Fletch (Chevy Chase) quits his job as an investigative reporter when he learns he has inherited his aunt’s expansive plantation estate in Louisiana called Belle Isle. Unfortunately, he arrives to find that the property is completely run down through many years of lack of upkeep, though there are offers for the land from mysterious sources. When the executor of the will ends up dead in Fletch’s bed, he becomes the top suspect in the murder. He soon learns that the reason for foul play is likely because someone out there desperately wants Fletch off of the property, with the main suspect being a local television evangelist Jimmy Lee Farnsworth (R. Lee Ermey), who has plans for the land to expand his Bible-based theme park. Fletch decides to put his nose for sleuthing to good use to get to the bottom of who wants the land bad enough to be willing to kill for it, and why. Michael Ritchie returns to direct this sequel to 1985’s Fletch.
Chevy Chase plays a Los Angeles Times investigative reporter named Irwin M. Fletcher (he prefers to be called by his nickname, “Fletch”) under the pseudonym of Jane Doe. While working undercover trying to uncover the secret to a major beachside drug ring, Fletch is approached by a wealthy businessman named Alan Stanwyk (Tim Matheson) who thinks he is a transient and makes him an offer of $50,000 to kill him. The story is that he has bone cancer and doesn’t want to be around to enjoy the most painful aspects of the disease and wants his wife to get the insurance on it by getting killed. Sensing another scoop, Fletch agrees and soon learns that the two stories he is covering are almost one and the same. Michael Ritchie directs this silly but witty comedy.
The plot of Spies Like Us involves the two most inept, low-level U.S. intelligence agents they could find to go on a mission as expendable decoys for the real agents. Emmett Fitz-Hume (Chevy Chase) and Austin Millbarge (Dan Aykroyd) were scouted by the CIA after cheating on their advanced placement exams, with a mission that sees them parachuting into Pakistan. From there, the bumbling duo ends up in Afghanistan, where they’re mistaken for doctors there on a humanitarian mission for the United Nations, followed by run-ins with the Russians during an effort to draw out the identities of Soviet spies in the area so that the real American spies can complete their mission to check out a news style of Soviet missile launcher.
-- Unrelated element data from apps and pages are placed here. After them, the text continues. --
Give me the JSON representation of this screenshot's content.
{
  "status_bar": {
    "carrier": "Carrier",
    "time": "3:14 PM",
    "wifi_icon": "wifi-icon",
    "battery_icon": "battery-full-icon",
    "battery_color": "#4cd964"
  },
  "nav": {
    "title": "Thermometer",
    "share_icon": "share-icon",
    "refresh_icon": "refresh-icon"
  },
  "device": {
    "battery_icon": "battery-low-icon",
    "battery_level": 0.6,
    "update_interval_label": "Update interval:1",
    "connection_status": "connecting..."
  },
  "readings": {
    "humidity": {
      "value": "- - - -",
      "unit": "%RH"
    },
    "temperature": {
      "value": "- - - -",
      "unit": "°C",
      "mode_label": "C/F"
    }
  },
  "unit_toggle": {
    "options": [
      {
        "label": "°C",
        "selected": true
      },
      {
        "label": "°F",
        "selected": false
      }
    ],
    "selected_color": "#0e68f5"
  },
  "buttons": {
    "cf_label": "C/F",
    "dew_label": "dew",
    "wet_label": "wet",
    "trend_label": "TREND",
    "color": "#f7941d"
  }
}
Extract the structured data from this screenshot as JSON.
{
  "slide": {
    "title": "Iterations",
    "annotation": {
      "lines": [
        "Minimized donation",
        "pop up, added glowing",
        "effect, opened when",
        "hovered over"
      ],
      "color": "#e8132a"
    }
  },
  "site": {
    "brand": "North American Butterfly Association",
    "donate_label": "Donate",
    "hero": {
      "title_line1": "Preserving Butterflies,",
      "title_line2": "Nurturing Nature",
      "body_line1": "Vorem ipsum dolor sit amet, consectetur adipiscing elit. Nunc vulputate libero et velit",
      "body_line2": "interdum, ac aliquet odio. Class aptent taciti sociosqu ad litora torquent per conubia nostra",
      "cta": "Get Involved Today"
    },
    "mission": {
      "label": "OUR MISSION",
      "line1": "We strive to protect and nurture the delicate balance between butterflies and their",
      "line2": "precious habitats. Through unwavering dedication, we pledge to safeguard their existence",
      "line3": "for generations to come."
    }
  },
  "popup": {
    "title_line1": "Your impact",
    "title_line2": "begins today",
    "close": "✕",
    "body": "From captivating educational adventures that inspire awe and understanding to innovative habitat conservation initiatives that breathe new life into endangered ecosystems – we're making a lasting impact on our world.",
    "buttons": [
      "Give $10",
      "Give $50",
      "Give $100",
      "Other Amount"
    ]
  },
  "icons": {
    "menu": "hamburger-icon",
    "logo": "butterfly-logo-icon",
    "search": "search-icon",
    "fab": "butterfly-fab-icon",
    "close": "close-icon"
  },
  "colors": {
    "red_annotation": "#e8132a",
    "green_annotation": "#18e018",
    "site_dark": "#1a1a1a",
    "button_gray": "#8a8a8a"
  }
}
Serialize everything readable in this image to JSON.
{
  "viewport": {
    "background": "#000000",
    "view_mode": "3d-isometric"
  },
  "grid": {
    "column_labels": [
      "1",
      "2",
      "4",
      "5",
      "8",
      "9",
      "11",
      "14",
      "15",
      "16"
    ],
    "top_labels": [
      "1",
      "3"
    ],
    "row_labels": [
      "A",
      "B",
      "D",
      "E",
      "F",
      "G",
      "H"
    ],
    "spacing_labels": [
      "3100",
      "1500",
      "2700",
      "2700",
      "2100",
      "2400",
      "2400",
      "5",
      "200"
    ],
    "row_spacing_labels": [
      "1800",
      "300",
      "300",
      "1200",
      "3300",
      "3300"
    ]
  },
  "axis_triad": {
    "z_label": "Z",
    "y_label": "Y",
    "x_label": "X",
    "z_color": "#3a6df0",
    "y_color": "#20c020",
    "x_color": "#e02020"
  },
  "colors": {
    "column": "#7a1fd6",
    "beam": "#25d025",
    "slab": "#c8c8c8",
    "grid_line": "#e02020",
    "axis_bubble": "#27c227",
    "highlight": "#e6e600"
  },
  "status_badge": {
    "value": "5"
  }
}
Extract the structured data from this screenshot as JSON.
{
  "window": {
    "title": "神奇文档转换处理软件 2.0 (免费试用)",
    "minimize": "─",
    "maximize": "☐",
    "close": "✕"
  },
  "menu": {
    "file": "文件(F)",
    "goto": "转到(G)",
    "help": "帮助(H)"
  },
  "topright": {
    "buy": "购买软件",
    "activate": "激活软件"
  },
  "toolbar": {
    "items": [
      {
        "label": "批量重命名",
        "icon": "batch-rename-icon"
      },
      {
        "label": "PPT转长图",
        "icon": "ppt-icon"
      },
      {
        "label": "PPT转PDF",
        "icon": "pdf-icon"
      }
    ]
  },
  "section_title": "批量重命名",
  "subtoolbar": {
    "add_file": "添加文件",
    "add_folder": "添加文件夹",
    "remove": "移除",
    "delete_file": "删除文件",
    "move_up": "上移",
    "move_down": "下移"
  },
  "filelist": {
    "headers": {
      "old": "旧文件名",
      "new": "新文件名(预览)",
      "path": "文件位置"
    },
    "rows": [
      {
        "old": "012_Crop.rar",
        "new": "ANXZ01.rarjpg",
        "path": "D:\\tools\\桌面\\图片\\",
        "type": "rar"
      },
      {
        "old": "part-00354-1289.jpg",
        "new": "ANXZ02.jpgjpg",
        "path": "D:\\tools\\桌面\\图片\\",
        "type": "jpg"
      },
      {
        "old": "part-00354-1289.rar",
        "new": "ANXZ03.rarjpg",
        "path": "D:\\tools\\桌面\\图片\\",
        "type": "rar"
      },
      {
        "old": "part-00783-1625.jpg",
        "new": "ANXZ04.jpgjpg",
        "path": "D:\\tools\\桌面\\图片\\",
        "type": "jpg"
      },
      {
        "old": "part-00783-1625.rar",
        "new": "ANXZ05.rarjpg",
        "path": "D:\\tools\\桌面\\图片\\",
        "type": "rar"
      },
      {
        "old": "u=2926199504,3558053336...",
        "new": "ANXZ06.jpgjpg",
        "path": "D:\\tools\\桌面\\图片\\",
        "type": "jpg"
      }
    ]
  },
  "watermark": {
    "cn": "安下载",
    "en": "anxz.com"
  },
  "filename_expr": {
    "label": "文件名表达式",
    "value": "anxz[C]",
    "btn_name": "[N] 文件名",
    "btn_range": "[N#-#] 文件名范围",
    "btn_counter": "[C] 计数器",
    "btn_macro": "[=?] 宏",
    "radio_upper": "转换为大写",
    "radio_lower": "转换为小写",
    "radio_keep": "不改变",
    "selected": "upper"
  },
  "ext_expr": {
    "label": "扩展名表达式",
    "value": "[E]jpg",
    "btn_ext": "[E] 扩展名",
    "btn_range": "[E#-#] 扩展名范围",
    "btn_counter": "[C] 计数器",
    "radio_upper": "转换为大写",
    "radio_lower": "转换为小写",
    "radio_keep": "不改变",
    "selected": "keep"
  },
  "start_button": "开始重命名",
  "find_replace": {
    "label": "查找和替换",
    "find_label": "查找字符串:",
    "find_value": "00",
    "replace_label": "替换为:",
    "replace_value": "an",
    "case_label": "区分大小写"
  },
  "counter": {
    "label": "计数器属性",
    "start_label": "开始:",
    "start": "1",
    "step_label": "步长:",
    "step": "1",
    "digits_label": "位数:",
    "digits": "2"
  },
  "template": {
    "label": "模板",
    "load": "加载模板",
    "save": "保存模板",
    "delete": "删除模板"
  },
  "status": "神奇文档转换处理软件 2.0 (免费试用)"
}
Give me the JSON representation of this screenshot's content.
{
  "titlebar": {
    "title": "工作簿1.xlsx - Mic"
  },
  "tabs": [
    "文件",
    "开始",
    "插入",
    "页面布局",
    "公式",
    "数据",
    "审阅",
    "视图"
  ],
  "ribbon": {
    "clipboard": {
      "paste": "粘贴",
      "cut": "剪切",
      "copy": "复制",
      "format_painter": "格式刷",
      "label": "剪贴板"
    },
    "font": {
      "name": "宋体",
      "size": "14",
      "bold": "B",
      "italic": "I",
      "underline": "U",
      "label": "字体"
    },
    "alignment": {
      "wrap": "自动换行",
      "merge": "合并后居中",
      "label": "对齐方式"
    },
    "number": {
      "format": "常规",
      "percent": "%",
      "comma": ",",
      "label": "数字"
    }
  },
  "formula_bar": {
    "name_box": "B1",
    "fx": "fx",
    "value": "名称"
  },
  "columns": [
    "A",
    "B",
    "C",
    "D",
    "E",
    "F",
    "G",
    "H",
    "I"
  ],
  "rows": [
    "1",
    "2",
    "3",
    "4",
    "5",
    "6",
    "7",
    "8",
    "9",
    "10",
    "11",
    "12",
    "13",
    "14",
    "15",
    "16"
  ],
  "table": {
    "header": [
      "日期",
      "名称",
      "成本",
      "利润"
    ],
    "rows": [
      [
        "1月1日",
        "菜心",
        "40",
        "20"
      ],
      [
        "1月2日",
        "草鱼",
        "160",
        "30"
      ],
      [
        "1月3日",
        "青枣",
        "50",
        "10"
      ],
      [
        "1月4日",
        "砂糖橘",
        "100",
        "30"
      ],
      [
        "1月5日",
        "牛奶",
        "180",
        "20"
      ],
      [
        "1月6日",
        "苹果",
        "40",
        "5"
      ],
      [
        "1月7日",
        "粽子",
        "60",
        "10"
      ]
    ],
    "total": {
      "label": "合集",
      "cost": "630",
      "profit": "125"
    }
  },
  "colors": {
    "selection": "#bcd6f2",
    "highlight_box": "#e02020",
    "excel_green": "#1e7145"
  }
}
With this launcher, they can send up a Soviet missile in order to test the U.S. anti-missile satellite defenses in order to convince the Soviet Union that they have an edge in technology. John Landis directs this silly slapstick comedy.
The third in National Lampoon’s Vacation series, Christmas Vacation has gone on from being a minor blip to a holiday favorite for many families over the years. Chevy Chase at his most slapstick-y sets the formula for many dysfunctional Christmas comedies to follow. John Hughes scripts.